— Naturally, being a Marvel film, Stan Lee has a cameo, despite the fact he had nothing to do with creating Captain America.

Abraham Erskine: “One of the things people always forget is that the first country the Nazis invaded was their own.”

Dum Dum: “Are you sure you know what you're doing?”
Steve Rogers: “Yeah. I punched out Adolf Hitler 200 times.”
— Yeah, you did, but not as well as when Rory Williams did it. That was awesome!

Colonel Phillips: “We are going to win this war because we have the best men. And they, personally, will escort Adolf Hitler to the gates of Hell.”

Colonel Phillips: (to Captain America) “I'm not gonna kiss you.”

Dr. Zola: “I don't eat meat.”
Colonel Phillips: “Why not?”
Dr. Zola: “It disagrees with me.”
Colonel Phillips: “What about cyanide? Does that give you the rumbly tummy, too?”

Abraham Erskine: “Do you want to kill Nazis?”
Steve Rogers: “I don't want to kill anybody. I don't like bullies; I don't care where they're from.”

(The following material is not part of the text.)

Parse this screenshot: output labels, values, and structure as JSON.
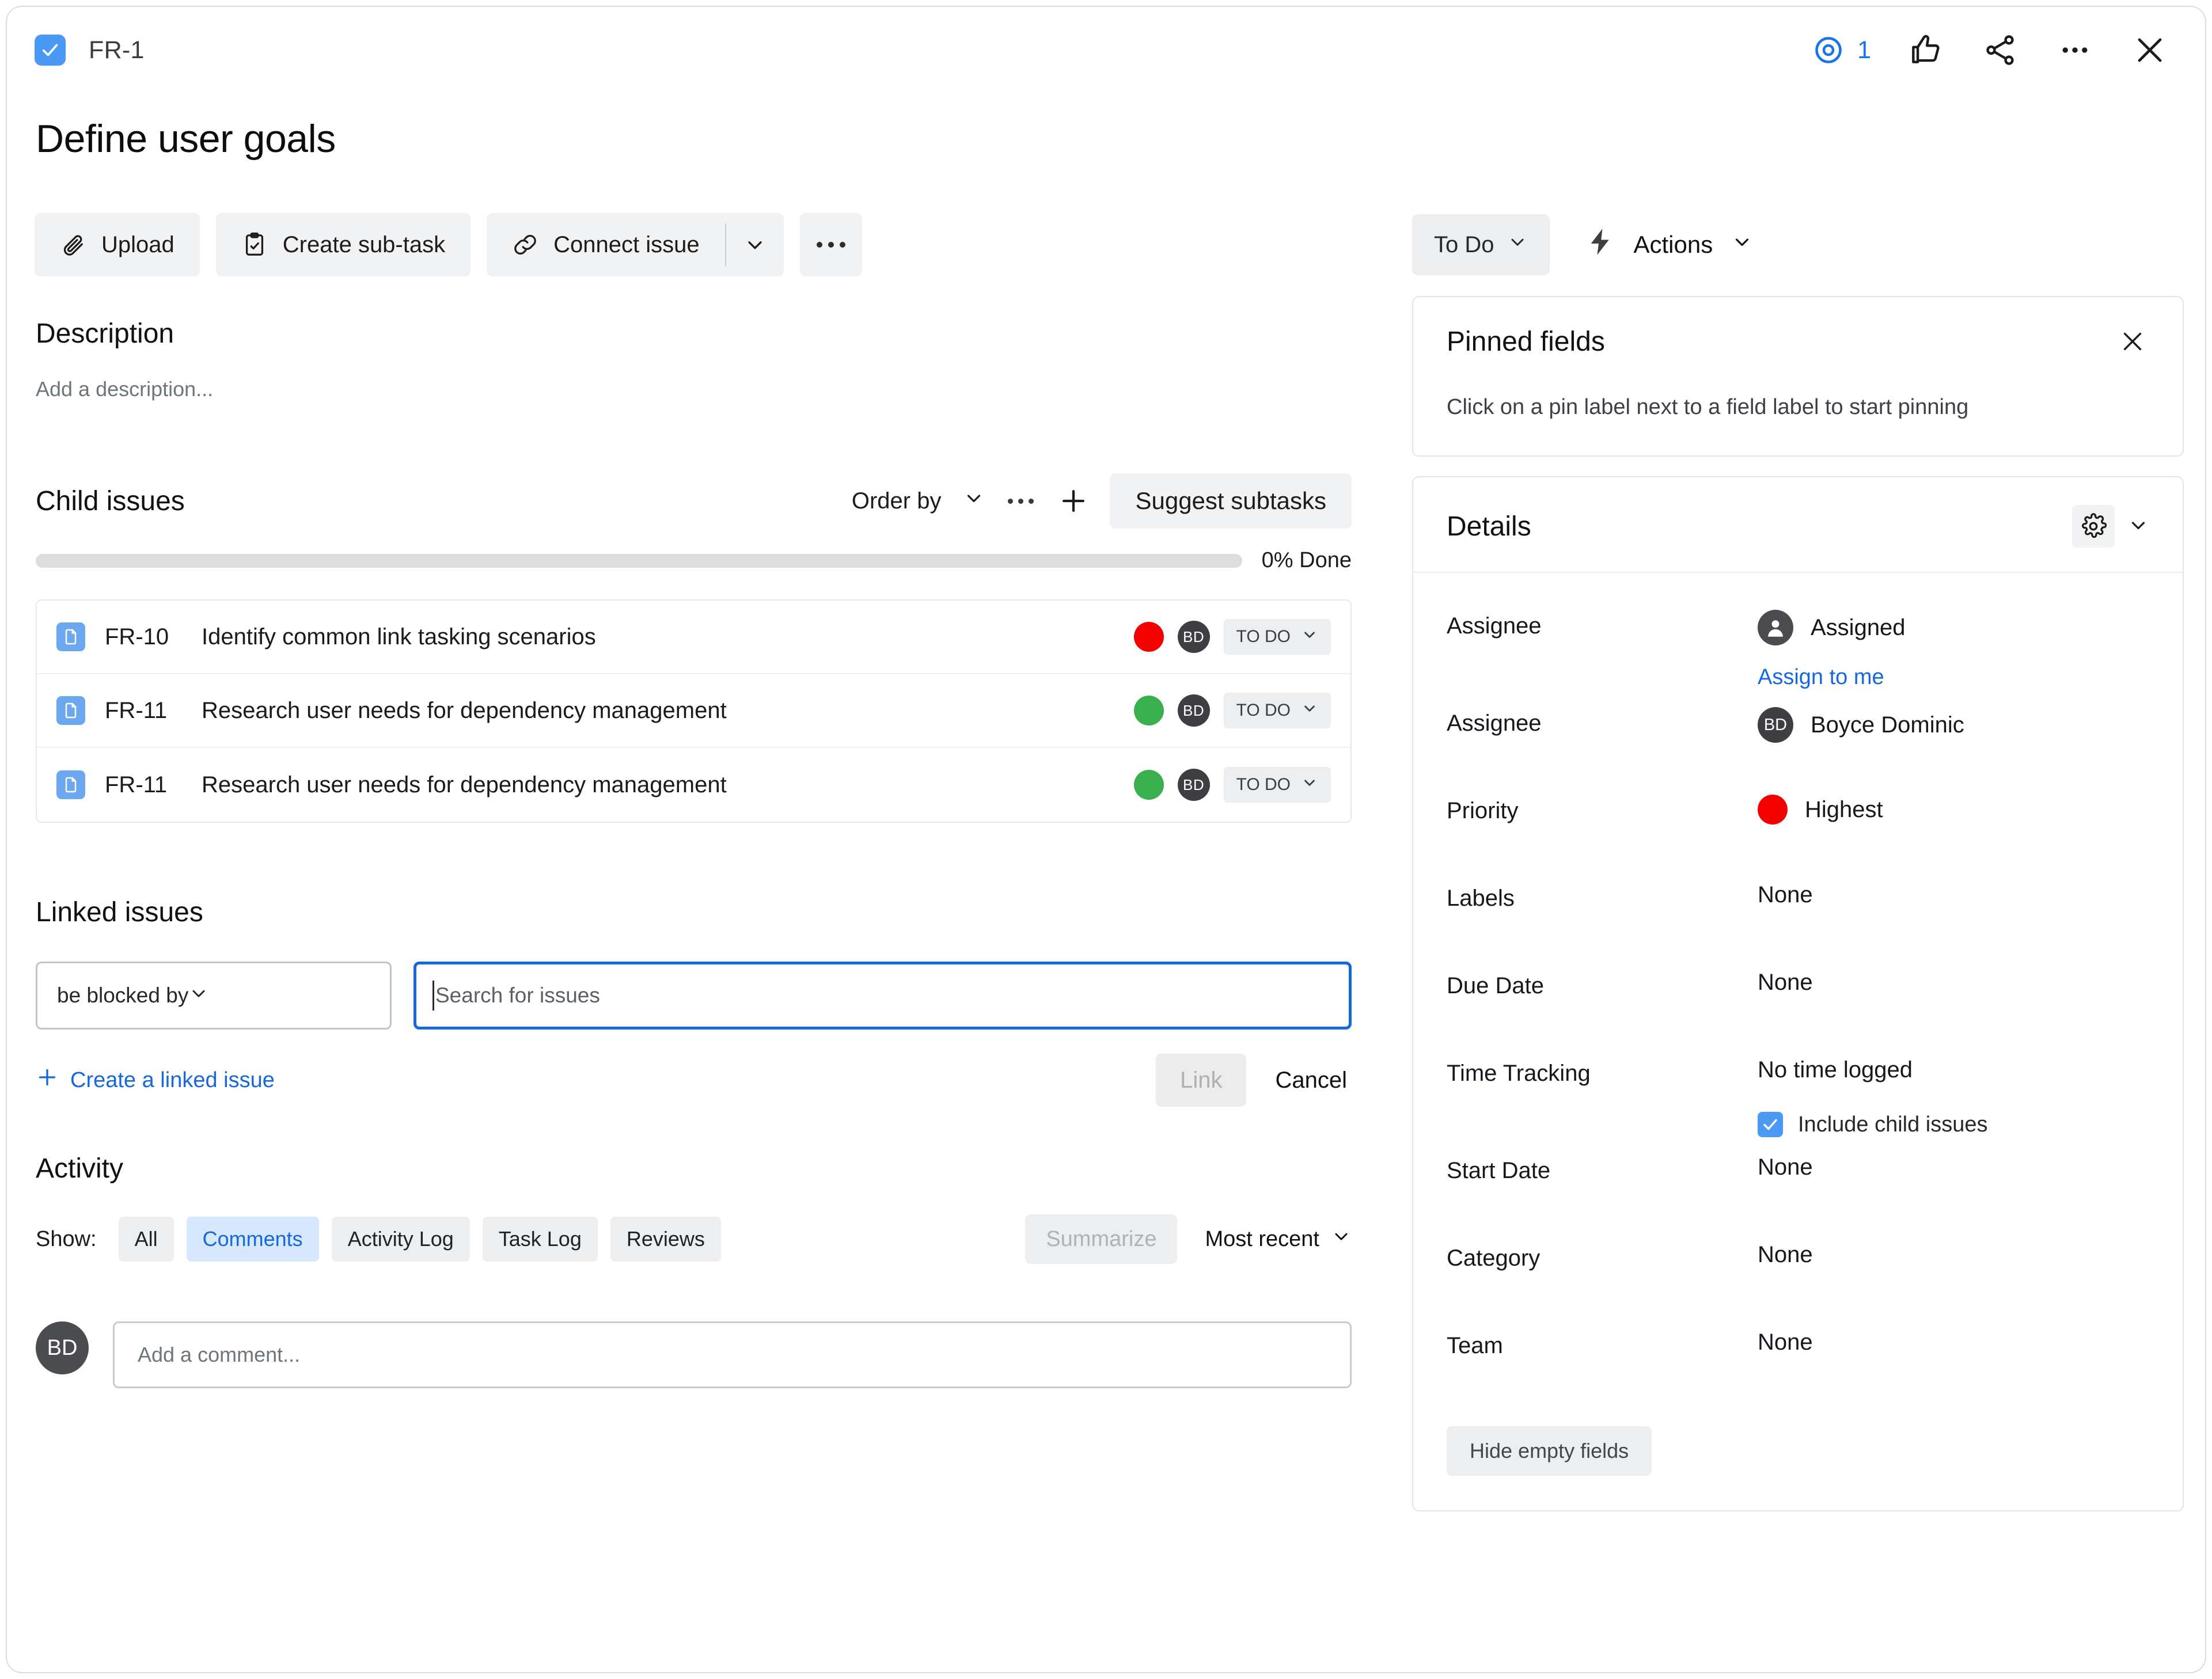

Three punched out Adolf Hitlers out of four.
---
Mark Greig has been writing for Doux Reviews since 2011. More Mark Greig.

5 comments:

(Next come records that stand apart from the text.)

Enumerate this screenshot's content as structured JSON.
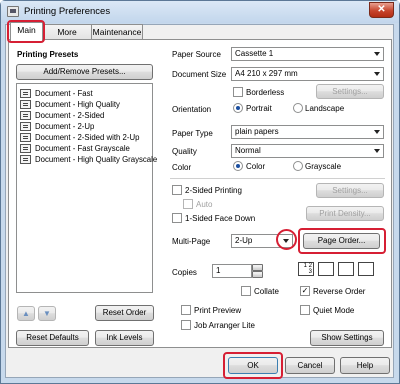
{
  "window": {
    "title": "Printing Preferences",
    "close_glyph": "✕"
  },
  "tabs": [
    {
      "label": "Main"
    },
    {
      "label": "More Options"
    },
    {
      "label": "Maintenance"
    }
  ],
  "presets": {
    "heading": "Printing Presets",
    "add_remove": "Add/Remove Presets...",
    "items": [
      "Document - Fast",
      "Document - High Quality",
      "Document - 2-Sided",
      "Document - 2-Up",
      "Document - 2-Sided with 2-Up",
      "Document - Fast Grayscale",
      "Document - High Quality Grayscale"
    ],
    "up_glyph": "▲",
    "down_glyph": "▼",
    "reset_order": "Reset Order"
  },
  "settings": {
    "paper_source": {
      "label": "Paper Source",
      "value": "Cassette 1"
    },
    "document_size": {
      "label": "Document Size",
      "value": "A4 210 x 297 mm"
    },
    "borderless": {
      "label": "Borderless",
      "button": "Settings..."
    },
    "orientation": {
      "label": "Orientation",
      "portrait": "Portrait",
      "landscape": "Landscape"
    },
    "paper_type": {
      "label": "Paper Type",
      "value": "plain papers"
    },
    "quality": {
      "label": "Quality",
      "value": "Normal"
    },
    "color": {
      "label": "Color",
      "color": "Color",
      "grayscale": "Grayscale"
    },
    "two_sided": {
      "label": "2-Sided Printing",
      "auto": "Auto",
      "settings": "Settings...",
      "density": "Print Density..."
    },
    "one_sided_face_down": "1-Sided Face Down",
    "multi_page": {
      "label": "Multi-Page",
      "value": "2-Up",
      "page_order": "Page Order..."
    },
    "copies": {
      "label": "Copies",
      "value": "1",
      "collate": "Collate",
      "reverse_order": "Reverse Order"
    },
    "print_preview": "Print Preview",
    "quiet_mode": "Quiet Mode",
    "job_arranger": "Job Arranger Lite",
    "show_settings": "Show Settings"
  },
  "bottom": {
    "reset_defaults": "Reset Defaults",
    "ink_levels": "Ink Levels",
    "ok": "OK",
    "cancel": "Cancel",
    "help": "Help"
  },
  "colors": {
    "highlight": "#d61f34",
    "accent": "#1b4fa0"
  },
  "icons": {
    "check": "✓",
    "page_glyph": "1 2 3"
  }
}
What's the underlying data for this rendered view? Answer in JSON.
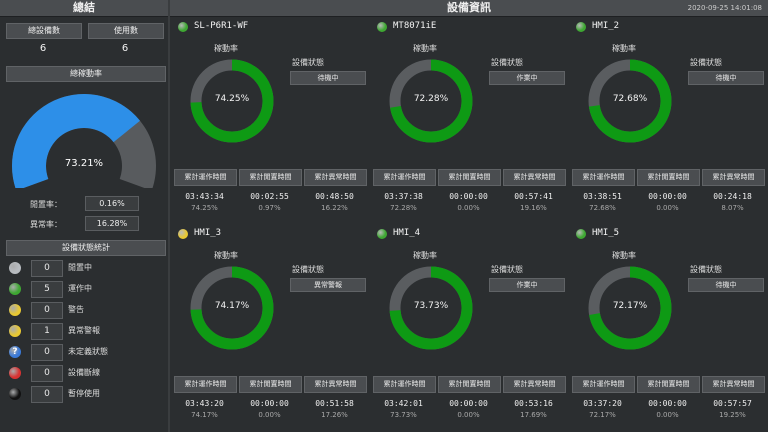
{
  "left": {
    "title": "總結",
    "total_label": "總設備數",
    "total_value": "6",
    "inuse_label": "使用數",
    "inuse_value": "6",
    "rate_title": "總稼動率",
    "rate_value": "73.21%",
    "rate_fraction": 0.7321,
    "idle_label": "閒置率：",
    "idle_value": "0.16%",
    "abnormal_label": "異常率：",
    "abnormal_value": "16.28%",
    "stats_title": "設備狀態統計",
    "stats": [
      {
        "label": "閒置中",
        "count": "0",
        "color": "#b8bcc0",
        "icon": "gray-status-dot"
      },
      {
        "label": "運作中",
        "count": "5",
        "color": "#3ea832",
        "icon": "green-status-dot"
      },
      {
        "label": "警告",
        "count": "0",
        "color": "#e8c832",
        "icon": "yellow-status-dot"
      },
      {
        "label": "異常警報",
        "count": "1",
        "color": "#e8c832",
        "icon": "yellow-status-dot"
      },
      {
        "label": "未定義狀態",
        "count": "0",
        "color": "#3a7ad8",
        "icon": "question-icon"
      },
      {
        "label": "設備斷線",
        "count": "0",
        "color": "#d83232",
        "icon": "red-status-dot"
      },
      {
        "label": "暫停使用",
        "count": "0",
        "color": "#111111",
        "icon": "black-status-dot"
      }
    ]
  },
  "right": {
    "title": "設備資訊",
    "datetime": "2020-09-25 14:01:08"
  },
  "common": {
    "rate_label": "稼動率",
    "state_label": "設備狀態",
    "btn_run": "累計運作時間",
    "btn_idle": "累計閒置時間",
    "btn_abn": "累計異常時間"
  },
  "devices": [
    {
      "name": "SL-P6R1-WF",
      "dot": "#3ea832",
      "rate": "74.25%",
      "rate_fraction": 0.7425,
      "state": "待機中",
      "run": "03:43:34",
      "run_pct": "74.25%",
      "idle": "00:02:55",
      "idle_pct": "0.97%",
      "abn": "00:48:50",
      "abn_pct": "16.22%"
    },
    {
      "name": "MT8071iE",
      "dot": "#3ea832",
      "rate": "72.28%",
      "rate_fraction": 0.7228,
      "state": "作業中",
      "run": "03:37:38",
      "run_pct": "72.28%",
      "idle": "00:00:00",
      "idle_pct": "0.00%",
      "abn": "00:57:41",
      "abn_pct": "19.16%"
    },
    {
      "name": "HMI_2",
      "dot": "#3ea832",
      "rate": "72.68%",
      "rate_fraction": 0.7268,
      "state": "待機中",
      "run": "03:38:51",
      "run_pct": "72.68%",
      "idle": "00:00:00",
      "idle_pct": "0.00%",
      "abn": "00:24:18",
      "abn_pct": "8.07%"
    },
    {
      "name": "HMI_3",
      "dot": "#e8c832",
      "rate": "74.17%",
      "rate_fraction": 0.7417,
      "state": "異常警報",
      "run": "03:43:20",
      "run_pct": "74.17%",
      "idle": "00:00:00",
      "idle_pct": "0.00%",
      "abn": "00:51:58",
      "abn_pct": "17.26%"
    },
    {
      "name": "HMI_4",
      "dot": "#3ea832",
      "rate": "73.73%",
      "rate_fraction": 0.7373,
      "state": "作業中",
      "run": "03:42:01",
      "run_pct": "73.73%",
      "idle": "00:00:00",
      "idle_pct": "0.00%",
      "abn": "00:53:16",
      "abn_pct": "17.69%"
    },
    {
      "name": "HMI_5",
      "dot": "#3ea832",
      "rate": "72.17%",
      "rate_fraction": 0.7217,
      "state": "待機中",
      "run": "03:37:20",
      "run_pct": "72.17%",
      "idle": "00:00:00",
      "idle_pct": "0.00%",
      "abn": "00:57:57",
      "abn_pct": "19.25%"
    }
  ]
}
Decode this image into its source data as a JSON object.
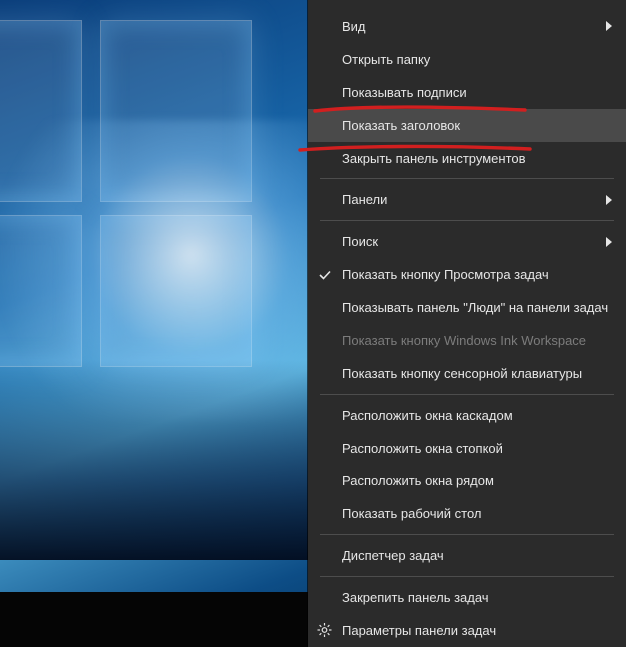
{
  "menu": {
    "item_view": "Вид",
    "item_open_folder": "Открыть папку",
    "item_show_captions": "Показывать подписи",
    "item_show_title": "Показать заголовок",
    "item_close_toolbar": "Закрыть панель инструментов",
    "item_panels": "Панели",
    "item_search": "Поиск",
    "item_task_view_btn": "Показать кнопку Просмотра задач",
    "item_people_panel": "Показывать панель \"Люди\" на панели задач",
    "item_ink_workspace": "Показать кнопку Windows Ink Workspace",
    "item_touch_keyboard": "Показать кнопку сенсорной клавиатуры",
    "item_cascade": "Расположить окна каскадом",
    "item_stacked": "Расположить окна стопкой",
    "item_side_by_side": "Расположить окна рядом",
    "item_show_desktop": "Показать рабочий стол",
    "item_task_manager": "Диспетчер задач",
    "item_lock_taskbar": "Закрепить панель задач",
    "item_taskbar_settings": "Параметры панели задач"
  }
}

CrazyCris said...

"only film you are likely to see this year that has a positive message to say about using performance enhancing drugs." LOL!!!

I quite enjoyed this film, thought it was A LOT better than Thor! And yeah, Chris Evans' performance as Steve Rogers is pretty much what seals the deal.

Also loved the fact that they kept the story a period piece. And as for the lack of Nazis... well isn't Hugo Weaving supposed to be working for the Nazis? Even if he wants to get rid of them all? For the good guys he's just another Nazi mad scientist and needs to be dealt with.

Great review! And thanks for the extra info. It makes perfect sense to me that Whedon would step in and make sure things mesh with the Avengers. (am sooo looking forward to that one!)

Did you see the little Easter egg after the credits? Looks like we'll have some brilliant scenes between Stark and the other heroes! ;o)

Josie Kafka said...

In preparation for finally seeing The Avengers on Tuesday, I watched bits of Thor, all of Iron Man 2, and this movie this week.

While Captain America was fun, I have to admit I longed for a bit more sarcasm. I know that's not really in keeping with his personality, but maybe Sebastian Stan's character could have gotten a few more quips?

Aside from that one quibble, this was lots of fun. I loved the tie-in with Thor's opening scene in the same (unpronounceable and unspellable, to me) town in Norway. I loved the blue energy thing that appears in Thor, Iron-Man 2, and this film. And I loved the utter randomness of Natalie Dormer in a bit part.

sunbunny said...

"Curse of Underwritten Superhero Love Interests" is a large part of why I generally dislike superhero movies. The hero is handsome and heroic and the pretty young thing falls for him without ever having to develop a personality. Annoying.

That said, I could Chris Evans up with a spoon. His shoulder to waist ratio is downright ridiculous. He looks like a caricature of a really handsome man.

Anonymous said...

I think that the reason that thre aren't any Nazis in the movie is that it is a weak spot for comic book heroes in general: Where was Superman during the holocaust? And if we're already addressing Captain America The First Avenger, there isn't a single scene in which a concentration camp, or a death camp are shown. It seems that captain America is only interested in saving his soldiers. They were trying to make it appealing to the general public and avoid any hard questions.

ChrisB said...

If you had told me a year ago how into this Marvel universe I would get, I would have laughed at your lunacy. Jokes on me.

I will admit that I let out a fangirl squeal of joy during this movie. Not for Chris Evans ( who is admittedly gorgeous), but for Tommy Lee Jones. I have been madly in love with him for years. I adore his snark and his deadpan expression. And, while I agree that he played TLJ, I love when he does so.

Hilarious line about performance enhancing drugs. I laughed out loud. Great review, as always, Mark.